_Data for review_
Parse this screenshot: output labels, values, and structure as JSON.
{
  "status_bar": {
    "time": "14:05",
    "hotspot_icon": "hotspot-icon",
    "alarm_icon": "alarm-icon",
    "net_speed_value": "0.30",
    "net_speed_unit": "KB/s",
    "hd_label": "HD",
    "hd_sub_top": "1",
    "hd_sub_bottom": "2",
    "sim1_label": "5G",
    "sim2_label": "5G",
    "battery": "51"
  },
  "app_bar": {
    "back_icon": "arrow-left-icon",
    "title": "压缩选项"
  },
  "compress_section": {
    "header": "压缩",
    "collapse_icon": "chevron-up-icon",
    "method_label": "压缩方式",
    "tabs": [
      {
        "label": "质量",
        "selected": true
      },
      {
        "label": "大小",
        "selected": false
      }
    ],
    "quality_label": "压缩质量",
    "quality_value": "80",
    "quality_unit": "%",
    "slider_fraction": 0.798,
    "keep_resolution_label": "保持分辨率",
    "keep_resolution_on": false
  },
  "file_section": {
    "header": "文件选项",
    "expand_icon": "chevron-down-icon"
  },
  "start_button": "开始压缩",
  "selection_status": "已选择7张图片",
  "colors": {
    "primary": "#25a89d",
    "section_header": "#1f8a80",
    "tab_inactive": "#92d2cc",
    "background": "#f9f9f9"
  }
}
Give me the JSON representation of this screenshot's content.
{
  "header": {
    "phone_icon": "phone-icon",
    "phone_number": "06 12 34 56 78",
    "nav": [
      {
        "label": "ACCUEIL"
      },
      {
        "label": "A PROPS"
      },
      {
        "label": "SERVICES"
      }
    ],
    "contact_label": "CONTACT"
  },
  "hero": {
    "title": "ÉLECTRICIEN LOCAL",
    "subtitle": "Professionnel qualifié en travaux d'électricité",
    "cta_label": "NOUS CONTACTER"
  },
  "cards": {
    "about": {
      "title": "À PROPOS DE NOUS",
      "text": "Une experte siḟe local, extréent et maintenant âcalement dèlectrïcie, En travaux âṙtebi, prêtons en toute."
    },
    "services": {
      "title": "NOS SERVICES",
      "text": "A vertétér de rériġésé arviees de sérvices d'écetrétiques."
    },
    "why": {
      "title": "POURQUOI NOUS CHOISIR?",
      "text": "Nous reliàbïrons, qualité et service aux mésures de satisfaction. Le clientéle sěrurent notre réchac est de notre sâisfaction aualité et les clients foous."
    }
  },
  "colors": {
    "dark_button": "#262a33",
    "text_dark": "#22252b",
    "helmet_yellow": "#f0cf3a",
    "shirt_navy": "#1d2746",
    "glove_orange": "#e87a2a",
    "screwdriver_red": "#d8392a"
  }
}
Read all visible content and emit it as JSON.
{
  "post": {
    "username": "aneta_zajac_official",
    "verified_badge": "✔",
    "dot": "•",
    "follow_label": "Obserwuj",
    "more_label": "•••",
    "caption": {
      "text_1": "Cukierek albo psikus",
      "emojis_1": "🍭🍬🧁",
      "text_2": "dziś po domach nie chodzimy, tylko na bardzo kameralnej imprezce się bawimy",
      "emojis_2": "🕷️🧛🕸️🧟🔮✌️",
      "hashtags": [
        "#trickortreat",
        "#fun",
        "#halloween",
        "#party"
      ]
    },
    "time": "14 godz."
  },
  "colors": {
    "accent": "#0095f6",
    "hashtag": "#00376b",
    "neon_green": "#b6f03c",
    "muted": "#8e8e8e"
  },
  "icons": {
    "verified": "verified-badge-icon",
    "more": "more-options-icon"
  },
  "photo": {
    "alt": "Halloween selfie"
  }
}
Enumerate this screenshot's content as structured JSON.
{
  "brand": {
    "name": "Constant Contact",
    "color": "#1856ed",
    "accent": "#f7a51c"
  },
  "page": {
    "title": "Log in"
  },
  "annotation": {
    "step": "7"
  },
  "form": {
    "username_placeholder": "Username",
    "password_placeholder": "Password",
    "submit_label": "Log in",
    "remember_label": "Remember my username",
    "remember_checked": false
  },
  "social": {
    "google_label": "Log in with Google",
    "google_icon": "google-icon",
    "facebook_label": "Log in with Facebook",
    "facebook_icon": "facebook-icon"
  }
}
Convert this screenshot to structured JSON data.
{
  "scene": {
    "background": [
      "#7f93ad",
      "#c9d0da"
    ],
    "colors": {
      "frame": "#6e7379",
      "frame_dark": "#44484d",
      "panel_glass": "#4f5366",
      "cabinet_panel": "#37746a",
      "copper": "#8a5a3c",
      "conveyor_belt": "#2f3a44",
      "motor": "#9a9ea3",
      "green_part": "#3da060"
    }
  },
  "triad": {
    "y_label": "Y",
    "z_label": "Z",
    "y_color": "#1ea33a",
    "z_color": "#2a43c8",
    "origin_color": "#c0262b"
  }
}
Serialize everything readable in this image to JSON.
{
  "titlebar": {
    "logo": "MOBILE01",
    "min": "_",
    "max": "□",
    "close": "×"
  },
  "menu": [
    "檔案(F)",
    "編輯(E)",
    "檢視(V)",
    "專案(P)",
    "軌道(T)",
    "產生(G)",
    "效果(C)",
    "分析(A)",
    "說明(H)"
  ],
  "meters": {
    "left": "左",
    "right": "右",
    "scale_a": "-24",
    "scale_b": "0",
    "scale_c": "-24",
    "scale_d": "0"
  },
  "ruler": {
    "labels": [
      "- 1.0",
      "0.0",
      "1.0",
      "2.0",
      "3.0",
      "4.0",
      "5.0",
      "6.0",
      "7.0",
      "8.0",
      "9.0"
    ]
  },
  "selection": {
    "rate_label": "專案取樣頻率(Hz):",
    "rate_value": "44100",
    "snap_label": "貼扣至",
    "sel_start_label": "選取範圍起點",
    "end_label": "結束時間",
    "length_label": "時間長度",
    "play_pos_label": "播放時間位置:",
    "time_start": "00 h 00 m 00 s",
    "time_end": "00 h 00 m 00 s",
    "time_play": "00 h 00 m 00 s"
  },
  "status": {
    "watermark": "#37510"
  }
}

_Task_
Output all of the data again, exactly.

_Response below_
Parse this screenshot: output labels, values, and structure as JSON.
{
  "status_bar": {
    "time": "14:05",
    "hotspot_icon": "hotspot-icon",
    "alarm_icon": "alarm-icon",
    "net_speed_value": "0.30",
    "net_speed_unit": "KB/s",
    "hd_label": "HD",
    "hd_sub_top": "1",
    "hd_sub_bottom": "2",
    "sim1_label": "5G",
    "sim2_label": "5G",
    "battery": "51"
  },
  "app_bar": {
    "back_icon": "arrow-left-icon",
    "title": "压缩选项"
  },
  "compress_section": {
    "header": "压缩",
    "collapse_icon": "chevron-up-icon",
    "method_label": "压缩方式",
    "tabs": [
      {
        "label": "质量",
        "selected": true
      },
      {
        "label": "大小",
        "selected": false
      }
    ],
    "quality_label": "压缩质量",
    "quality_value": "80",
    "quality_unit": "%",
    "slider_fraction": 0.798,
    "keep_resolution_label": "保持分辨率",
    "keep_resolution_on": false
  },
  "file_section": {
    "header": "文件选项",
    "expand_icon": "chevron-down-icon"
  },
  "start_button": "开始压缩",
  "selection_status": "已选择7张图片",
  "colors": {
    "primary": "#25a89d",
    "section_header": "#1f8a80",
    "tab_inactive": "#92d2cc",
    "background": "#f9f9f9"
  }
}
Give me the JSON representation of this screenshot's content.
{
  "header": {
    "phone_icon": "phone-icon",
    "phone_number": "06 12 34 56 78",
    "nav": [
      {
        "label": "ACCUEIL"
      },
      {
        "label": "A PROPS"
      },
      {
        "label": "SERVICES"
      }
    ],
    "contact_label": "CONTACT"
  },
  "hero": {
    "title": "ÉLECTRICIEN LOCAL",
    "subtitle": "Professionnel qualifié en travaux d'électricité",
    "cta_label": "NOUS CONTACTER"
  },
  "cards": {
    "about": {
      "title": "À PROPOS DE NOUS",
      "text": "Une experte siḟe local, extréent et maintenant âcalement dèlectrïcie, En travaux âṙtebi, prêtons en toute."
    },
    "services": {
      "title": "NOS SERVICES",
      "text": "A vertétér de rériġésé arviees de sérvices d'écetrétiques."
    },
    "why": {
      "title": "POURQUOI NOUS CHOISIR?",
      "text": "Nous reliàbïrons, qualité et service aux mésures de satisfaction. Le clientéle sěrurent notre réchac est de notre sâisfaction aualité et les clients foous."
    }
  },
  "colors": {
    "dark_button": "#262a33",
    "text_dark": "#22252b",
    "helmet_yellow": "#f0cf3a",
    "shirt_navy": "#1d2746",
    "glove_orange": "#e87a2a",
    "screwdriver_red": "#d8392a"
  }
}
Read all visible content and emit it as JSON.
{
  "post": {
    "username": "aneta_zajac_official",
    "verified_badge": "✔",
    "dot": "•",
    "follow_label": "Obserwuj",
    "more_label": "•••",
    "caption": {
      "text_1": "Cukierek albo psikus",
      "emojis_1": "🍭🍬🧁",
      "text_2": "dziś po domach nie chodzimy, tylko na bardzo kameralnej imprezce się bawimy",
      "emojis_2": "🕷️🧛🕸️🧟🔮✌️",
      "hashtags": [
        "#trickortreat",
        "#fun",
        "#halloween",
        "#party"
      ]
    },
    "time": "14 godz."
  },
  "colors": {
    "accent": "#0095f6",
    "hashtag": "#00376b",
    "neon_green": "#b6f03c",
    "muted": "#8e8e8e"
  },
  "icons": {
    "verified": "verified-badge-icon",
    "more": "more-options-icon"
  },
  "photo": {
    "alt": "Halloween selfie"
  }
}
Enumerate this screenshot's content as structured JSON.
{
  "brand": {
    "name": "Constant Contact",
    "color": "#1856ed",
    "accent": "#f7a51c"
  },
  "page": {
    "title": "Log in"
  },
  "annotation": {
    "step": "7"
  },
  "form": {
    "username_placeholder": "Username",
    "password_placeholder": "Password",
    "submit_label": "Log in",
    "remember_label": "Remember my username",
    "remember_checked": false
  },
  "social": {
    "google_label": "Log in with Google",
    "google_icon": "google-icon",
    "facebook_label": "Log in with Facebook",
    "facebook_icon": "facebook-icon"
  }
}
Convert this screenshot to structured JSON data.
{
  "scene": {
    "background": [
      "#7f93ad",
      "#c9d0da"
    ],
    "colors": {
      "frame": "#6e7379",
      "frame_dark": "#44484d",
      "panel_glass": "#4f5366",
      "cabinet_panel": "#37746a",
      "copper": "#8a5a3c",
      "conveyor_belt": "#2f3a44",
      "motor": "#9a9ea3",
      "green_part": "#3da060"
    }
  },
  "triad": {
    "y_label": "Y",
    "z_label": "Z",
    "y_color": "#1ea33a",
    "z_color": "#2a43c8",
    "origin_color": "#c0262b"
  }
}
Serialize everything readable in this image to JSON.
{
  "titlebar": {
    "logo": "MOBILE01",
    "min": "_",
    "max": "□",
    "close": "×"
  },
  "menu": [
    "檔案(F)",
    "編輯(E)",
    "檢視(V)",
    "專案(P)",
    "軌道(T)",
    "產生(G)",
    "效果(C)",
    "分析(A)",
    "說明(H)"
  ],
  "meters": {
    "left": "左",
    "right": "右",
    "scale_a": "-24",
    "scale_b": "0",
    "scale_c": "-24",
    "scale_d": "0"
  },
  "ruler": {
    "labels": [
      "- 1.0",
      "0.0",
      "1.0",
      "2.0",
      "3.0",
      "4.0",
      "5.0",
      "6.0",
      "7.0",
      "8.0",
      "9.0"
    ]
  },
  "selection": {
    "rate_label": "專案取樣頻率(Hz):",
    "rate_value": "44100",
    "snap_label": "貼扣至",
    "sel_start_label": "選取範圍起點",
    "end_label": "結束時間",
    "length_label": "時間長度",
    "play_pos_label": "播放時間位置:",
    "time_start": "00 h 00 m 00 s",
    "time_end": "00 h 00 m 00 s",
    "time_play": "00 h 00 m 00 s"
  },
  "status": {
    "watermark": "#37510"
  }
}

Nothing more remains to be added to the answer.